_The task:_ Go through the listing below and gather every line with the word "Schrittzahl".

= = = = = = =

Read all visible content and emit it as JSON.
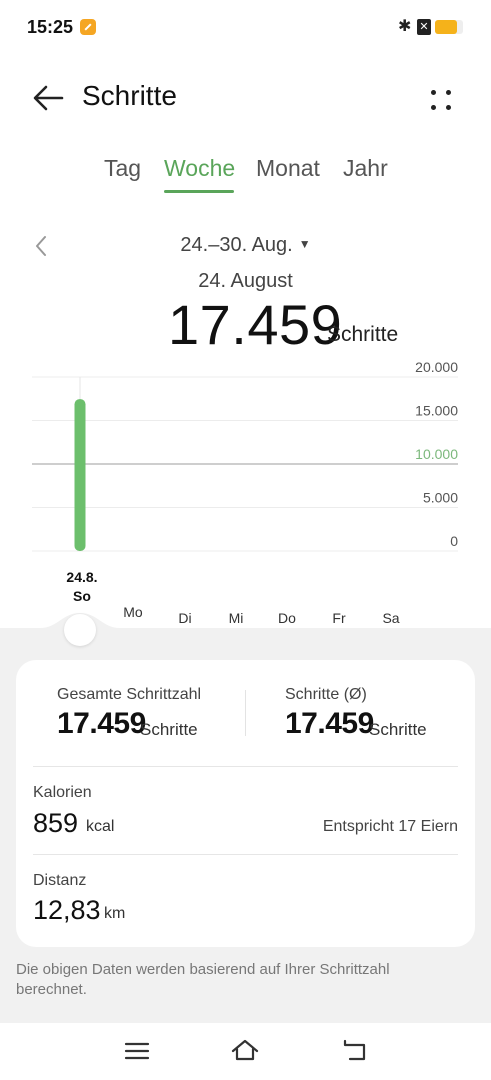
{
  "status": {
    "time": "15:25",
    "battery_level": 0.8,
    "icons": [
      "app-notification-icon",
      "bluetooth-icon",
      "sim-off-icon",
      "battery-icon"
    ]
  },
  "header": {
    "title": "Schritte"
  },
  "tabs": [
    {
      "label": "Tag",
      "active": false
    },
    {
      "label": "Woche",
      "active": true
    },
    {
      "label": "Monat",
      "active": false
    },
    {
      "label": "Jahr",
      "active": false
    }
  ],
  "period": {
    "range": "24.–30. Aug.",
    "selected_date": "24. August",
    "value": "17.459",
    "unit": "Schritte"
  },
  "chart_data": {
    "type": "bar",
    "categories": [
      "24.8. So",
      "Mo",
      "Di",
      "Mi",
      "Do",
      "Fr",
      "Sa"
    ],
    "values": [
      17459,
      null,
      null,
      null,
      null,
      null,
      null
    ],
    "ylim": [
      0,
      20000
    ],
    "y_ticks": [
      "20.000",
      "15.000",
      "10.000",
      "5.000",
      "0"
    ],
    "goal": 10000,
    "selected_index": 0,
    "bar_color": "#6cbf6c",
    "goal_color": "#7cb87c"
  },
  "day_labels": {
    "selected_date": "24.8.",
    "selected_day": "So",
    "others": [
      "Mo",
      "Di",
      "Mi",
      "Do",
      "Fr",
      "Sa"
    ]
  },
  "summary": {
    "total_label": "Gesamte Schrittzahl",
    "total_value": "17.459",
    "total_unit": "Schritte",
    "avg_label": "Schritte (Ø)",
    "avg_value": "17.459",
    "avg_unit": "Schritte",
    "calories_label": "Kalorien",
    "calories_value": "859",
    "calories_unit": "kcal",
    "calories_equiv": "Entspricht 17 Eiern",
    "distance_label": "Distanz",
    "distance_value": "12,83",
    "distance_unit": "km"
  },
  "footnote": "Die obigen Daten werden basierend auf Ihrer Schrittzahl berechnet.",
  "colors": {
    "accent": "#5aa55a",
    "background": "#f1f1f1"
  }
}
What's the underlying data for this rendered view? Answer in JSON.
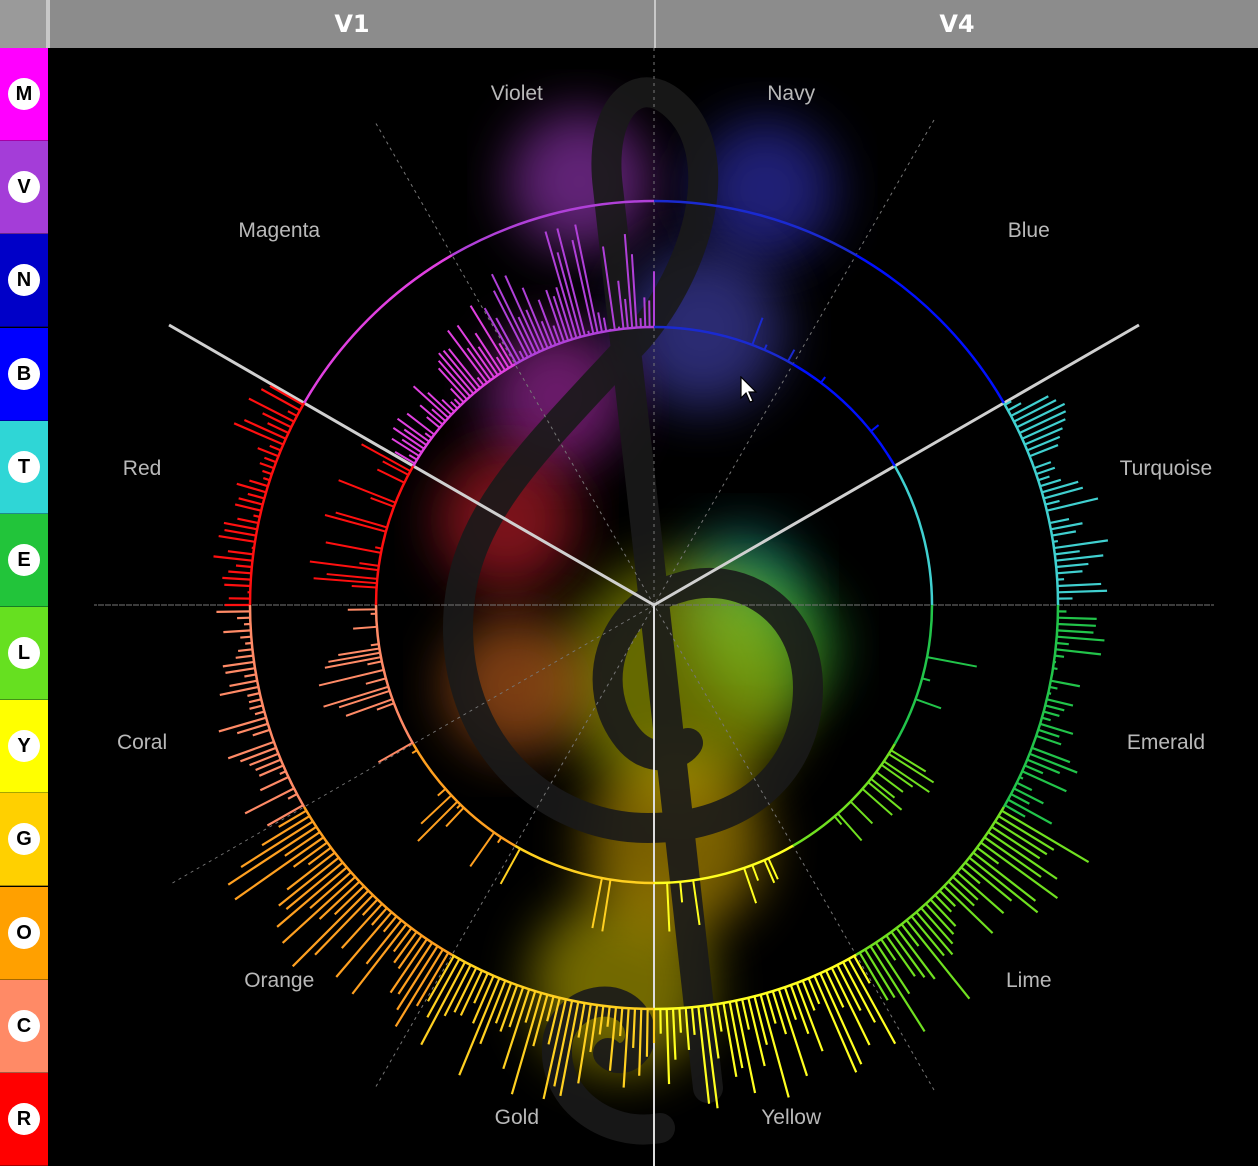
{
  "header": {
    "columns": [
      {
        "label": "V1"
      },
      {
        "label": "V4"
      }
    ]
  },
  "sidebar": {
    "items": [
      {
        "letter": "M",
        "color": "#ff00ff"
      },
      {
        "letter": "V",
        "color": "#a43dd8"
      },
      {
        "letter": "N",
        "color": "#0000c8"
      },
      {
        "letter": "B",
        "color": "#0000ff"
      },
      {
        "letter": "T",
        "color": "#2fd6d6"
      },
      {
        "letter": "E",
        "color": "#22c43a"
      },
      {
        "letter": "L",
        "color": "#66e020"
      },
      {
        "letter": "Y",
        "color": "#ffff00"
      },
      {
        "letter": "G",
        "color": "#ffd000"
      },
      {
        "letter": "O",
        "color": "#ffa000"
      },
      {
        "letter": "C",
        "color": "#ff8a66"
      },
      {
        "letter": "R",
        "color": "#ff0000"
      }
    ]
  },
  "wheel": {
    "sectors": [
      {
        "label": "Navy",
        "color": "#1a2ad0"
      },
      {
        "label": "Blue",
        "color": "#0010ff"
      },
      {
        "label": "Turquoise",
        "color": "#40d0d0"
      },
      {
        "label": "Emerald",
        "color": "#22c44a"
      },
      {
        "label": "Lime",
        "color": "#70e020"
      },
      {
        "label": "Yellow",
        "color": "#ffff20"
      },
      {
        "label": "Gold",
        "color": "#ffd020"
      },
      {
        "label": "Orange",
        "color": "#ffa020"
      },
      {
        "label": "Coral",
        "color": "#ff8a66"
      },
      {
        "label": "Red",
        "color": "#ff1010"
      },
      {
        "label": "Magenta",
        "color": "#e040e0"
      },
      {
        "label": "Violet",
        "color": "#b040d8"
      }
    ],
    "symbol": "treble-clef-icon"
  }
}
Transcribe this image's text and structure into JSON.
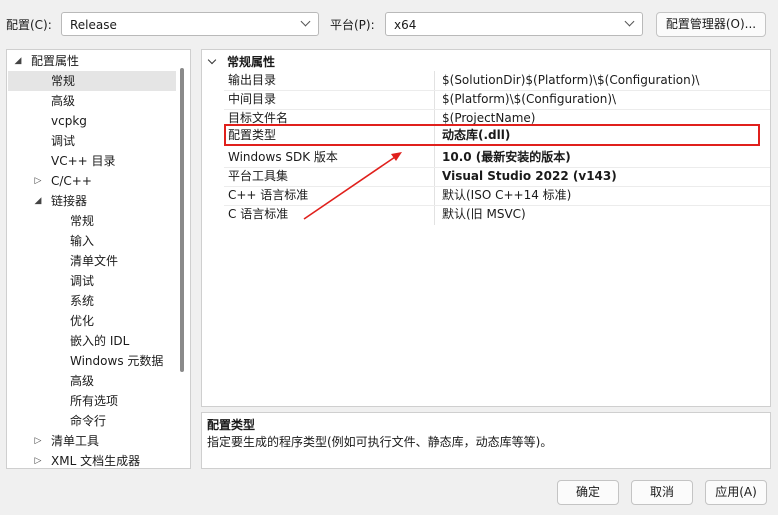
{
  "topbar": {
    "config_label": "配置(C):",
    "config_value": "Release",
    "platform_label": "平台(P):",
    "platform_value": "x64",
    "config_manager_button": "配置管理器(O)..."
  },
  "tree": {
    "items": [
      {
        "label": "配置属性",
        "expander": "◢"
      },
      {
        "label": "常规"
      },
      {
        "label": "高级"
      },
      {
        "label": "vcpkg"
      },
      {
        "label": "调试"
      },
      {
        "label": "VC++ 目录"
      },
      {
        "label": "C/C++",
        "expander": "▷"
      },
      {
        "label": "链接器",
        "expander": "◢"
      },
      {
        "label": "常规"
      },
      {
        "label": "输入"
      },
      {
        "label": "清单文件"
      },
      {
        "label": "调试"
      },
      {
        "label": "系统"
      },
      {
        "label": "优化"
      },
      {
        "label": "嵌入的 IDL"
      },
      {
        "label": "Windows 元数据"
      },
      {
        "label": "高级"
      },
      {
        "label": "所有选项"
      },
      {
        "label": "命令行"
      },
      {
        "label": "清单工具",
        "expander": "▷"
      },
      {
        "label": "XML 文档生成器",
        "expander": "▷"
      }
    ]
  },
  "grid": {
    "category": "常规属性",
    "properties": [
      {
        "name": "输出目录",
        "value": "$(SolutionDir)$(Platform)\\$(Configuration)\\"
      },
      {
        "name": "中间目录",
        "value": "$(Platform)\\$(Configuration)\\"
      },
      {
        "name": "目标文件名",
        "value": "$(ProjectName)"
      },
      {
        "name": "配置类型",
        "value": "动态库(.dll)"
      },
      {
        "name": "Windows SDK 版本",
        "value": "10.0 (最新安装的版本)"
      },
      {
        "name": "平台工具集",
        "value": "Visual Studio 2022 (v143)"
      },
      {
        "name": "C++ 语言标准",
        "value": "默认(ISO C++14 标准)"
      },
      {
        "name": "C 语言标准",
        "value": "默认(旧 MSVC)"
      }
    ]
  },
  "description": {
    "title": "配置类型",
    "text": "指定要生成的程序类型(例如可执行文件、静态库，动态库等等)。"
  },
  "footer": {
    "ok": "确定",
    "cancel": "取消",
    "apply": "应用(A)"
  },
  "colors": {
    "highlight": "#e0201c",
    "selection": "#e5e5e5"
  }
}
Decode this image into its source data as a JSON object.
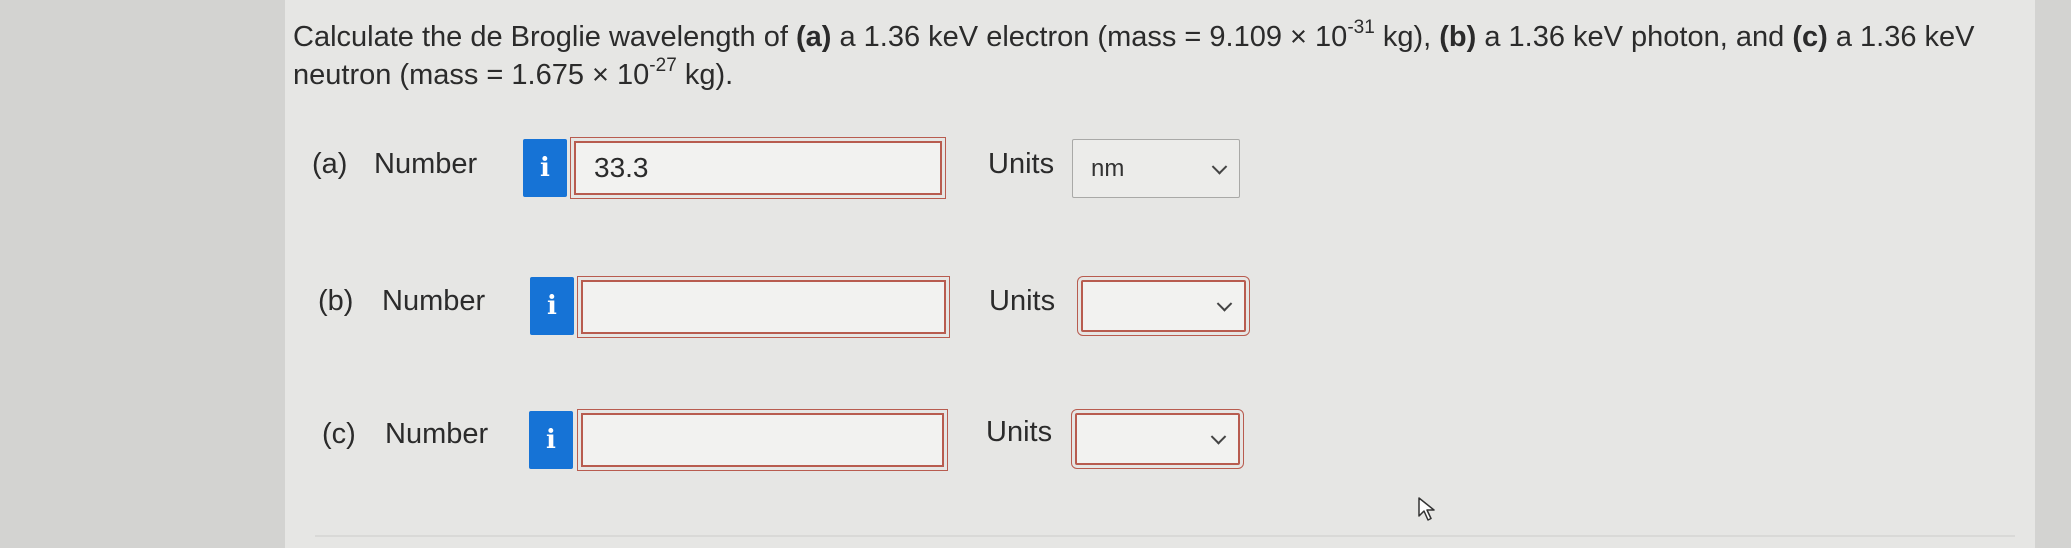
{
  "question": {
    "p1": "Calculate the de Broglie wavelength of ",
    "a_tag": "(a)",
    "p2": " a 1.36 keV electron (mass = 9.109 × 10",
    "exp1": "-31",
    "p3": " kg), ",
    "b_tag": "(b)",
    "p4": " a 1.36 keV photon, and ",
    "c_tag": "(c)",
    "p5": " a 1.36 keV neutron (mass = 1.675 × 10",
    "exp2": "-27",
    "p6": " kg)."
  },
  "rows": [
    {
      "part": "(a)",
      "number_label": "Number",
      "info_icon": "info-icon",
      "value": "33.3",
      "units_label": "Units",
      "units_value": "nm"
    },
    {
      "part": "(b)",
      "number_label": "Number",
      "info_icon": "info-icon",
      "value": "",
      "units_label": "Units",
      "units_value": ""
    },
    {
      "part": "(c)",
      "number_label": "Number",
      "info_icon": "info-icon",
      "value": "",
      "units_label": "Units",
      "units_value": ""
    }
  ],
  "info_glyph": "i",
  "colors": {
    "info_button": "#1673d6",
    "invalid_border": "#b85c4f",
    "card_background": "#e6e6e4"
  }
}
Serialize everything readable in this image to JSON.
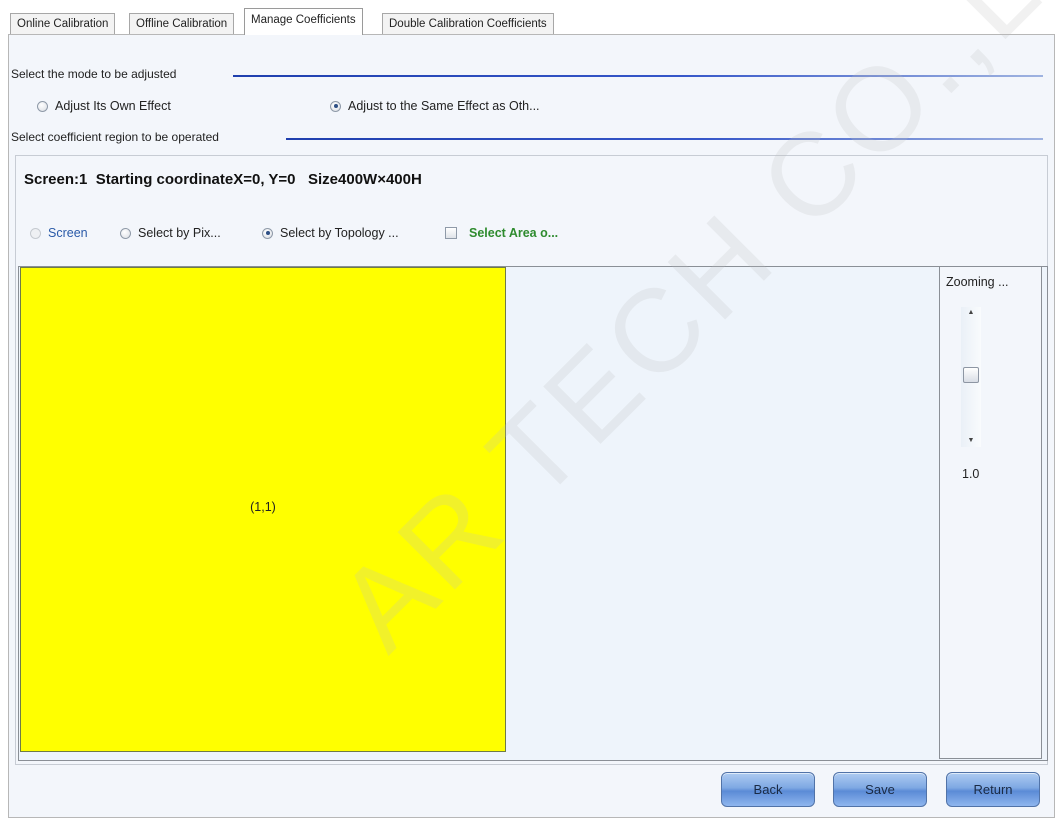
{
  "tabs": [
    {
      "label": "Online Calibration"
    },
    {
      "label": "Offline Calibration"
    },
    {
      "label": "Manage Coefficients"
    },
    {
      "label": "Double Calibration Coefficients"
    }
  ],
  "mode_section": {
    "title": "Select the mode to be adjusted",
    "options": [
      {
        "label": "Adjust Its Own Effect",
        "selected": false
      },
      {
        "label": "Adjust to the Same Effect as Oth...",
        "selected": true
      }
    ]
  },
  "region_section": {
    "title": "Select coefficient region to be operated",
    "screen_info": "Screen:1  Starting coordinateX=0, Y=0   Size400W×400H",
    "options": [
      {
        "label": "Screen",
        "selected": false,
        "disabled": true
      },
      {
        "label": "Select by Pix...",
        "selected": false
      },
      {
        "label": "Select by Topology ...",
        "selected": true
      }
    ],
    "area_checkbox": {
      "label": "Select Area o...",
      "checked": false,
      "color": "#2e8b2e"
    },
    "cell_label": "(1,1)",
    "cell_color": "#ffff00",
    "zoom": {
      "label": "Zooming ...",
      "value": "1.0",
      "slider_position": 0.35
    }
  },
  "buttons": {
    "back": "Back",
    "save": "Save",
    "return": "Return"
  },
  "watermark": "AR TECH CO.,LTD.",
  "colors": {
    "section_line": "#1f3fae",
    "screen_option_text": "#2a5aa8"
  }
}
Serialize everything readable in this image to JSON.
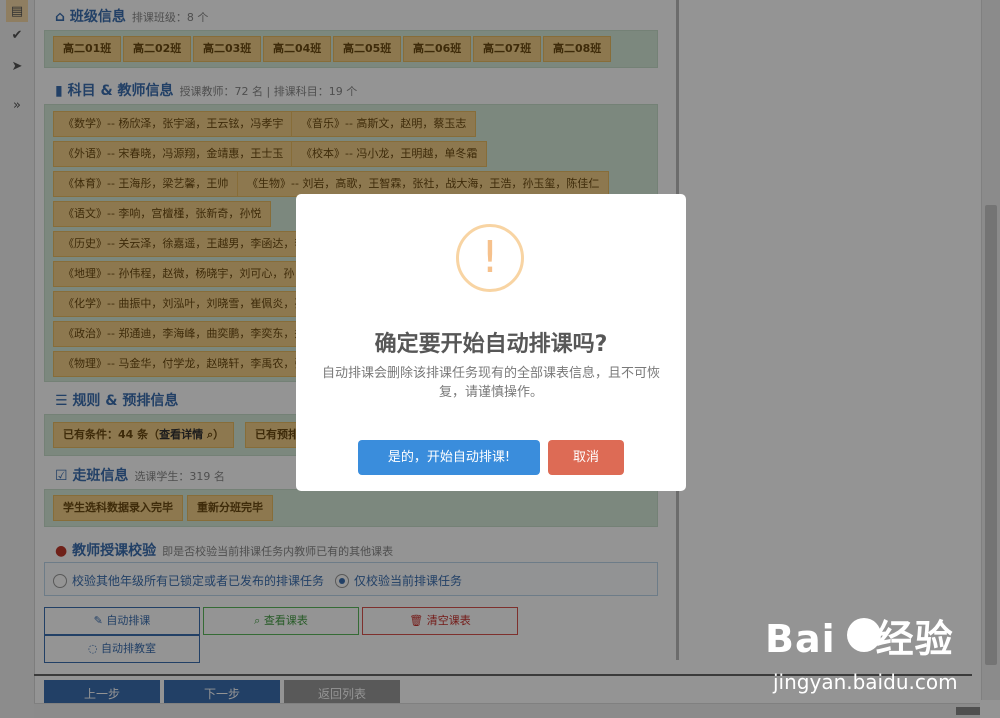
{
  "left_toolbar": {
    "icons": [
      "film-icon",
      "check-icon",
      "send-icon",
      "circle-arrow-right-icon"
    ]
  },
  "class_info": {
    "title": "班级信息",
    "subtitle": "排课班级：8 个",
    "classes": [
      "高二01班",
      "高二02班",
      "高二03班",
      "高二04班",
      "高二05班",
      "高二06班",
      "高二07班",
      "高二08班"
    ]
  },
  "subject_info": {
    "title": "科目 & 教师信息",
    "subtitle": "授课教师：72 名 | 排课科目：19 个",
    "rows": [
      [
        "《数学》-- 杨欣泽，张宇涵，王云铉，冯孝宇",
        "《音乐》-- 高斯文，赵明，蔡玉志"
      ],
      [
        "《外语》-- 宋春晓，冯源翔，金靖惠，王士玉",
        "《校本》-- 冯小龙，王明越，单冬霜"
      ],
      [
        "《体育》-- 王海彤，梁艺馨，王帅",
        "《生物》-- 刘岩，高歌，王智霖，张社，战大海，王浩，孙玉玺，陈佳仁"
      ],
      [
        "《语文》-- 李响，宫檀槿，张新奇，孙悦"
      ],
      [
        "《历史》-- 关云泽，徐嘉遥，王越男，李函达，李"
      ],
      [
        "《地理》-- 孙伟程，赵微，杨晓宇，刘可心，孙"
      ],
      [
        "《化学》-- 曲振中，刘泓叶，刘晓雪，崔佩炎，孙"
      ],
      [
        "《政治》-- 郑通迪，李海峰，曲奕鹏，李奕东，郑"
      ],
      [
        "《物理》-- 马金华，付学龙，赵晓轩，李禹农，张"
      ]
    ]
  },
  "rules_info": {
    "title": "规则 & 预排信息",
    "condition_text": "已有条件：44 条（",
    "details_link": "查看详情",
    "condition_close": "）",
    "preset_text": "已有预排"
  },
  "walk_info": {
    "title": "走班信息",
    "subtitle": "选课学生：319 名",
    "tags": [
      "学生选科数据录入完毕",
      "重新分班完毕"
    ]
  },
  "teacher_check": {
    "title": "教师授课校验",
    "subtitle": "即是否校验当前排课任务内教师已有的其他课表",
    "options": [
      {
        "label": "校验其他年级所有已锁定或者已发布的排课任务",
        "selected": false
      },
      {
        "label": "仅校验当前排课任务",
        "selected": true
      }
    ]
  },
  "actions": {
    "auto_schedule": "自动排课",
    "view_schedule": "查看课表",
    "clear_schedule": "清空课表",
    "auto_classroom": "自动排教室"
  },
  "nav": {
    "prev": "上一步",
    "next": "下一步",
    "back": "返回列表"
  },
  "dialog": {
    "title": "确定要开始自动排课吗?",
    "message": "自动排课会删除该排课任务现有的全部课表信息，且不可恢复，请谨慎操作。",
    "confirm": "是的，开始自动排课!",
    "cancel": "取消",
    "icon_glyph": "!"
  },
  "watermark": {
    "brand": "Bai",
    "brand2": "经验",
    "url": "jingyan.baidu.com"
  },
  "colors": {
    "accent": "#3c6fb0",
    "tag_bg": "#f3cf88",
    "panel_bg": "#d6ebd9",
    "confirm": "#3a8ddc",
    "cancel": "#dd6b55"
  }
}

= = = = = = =

_Result of the task:_
    "total_label": "Gesamte Schrittzahl",
  "footnote": "Die obigen Daten werden basierend auf Ihrer Schrittzahl berechnet.",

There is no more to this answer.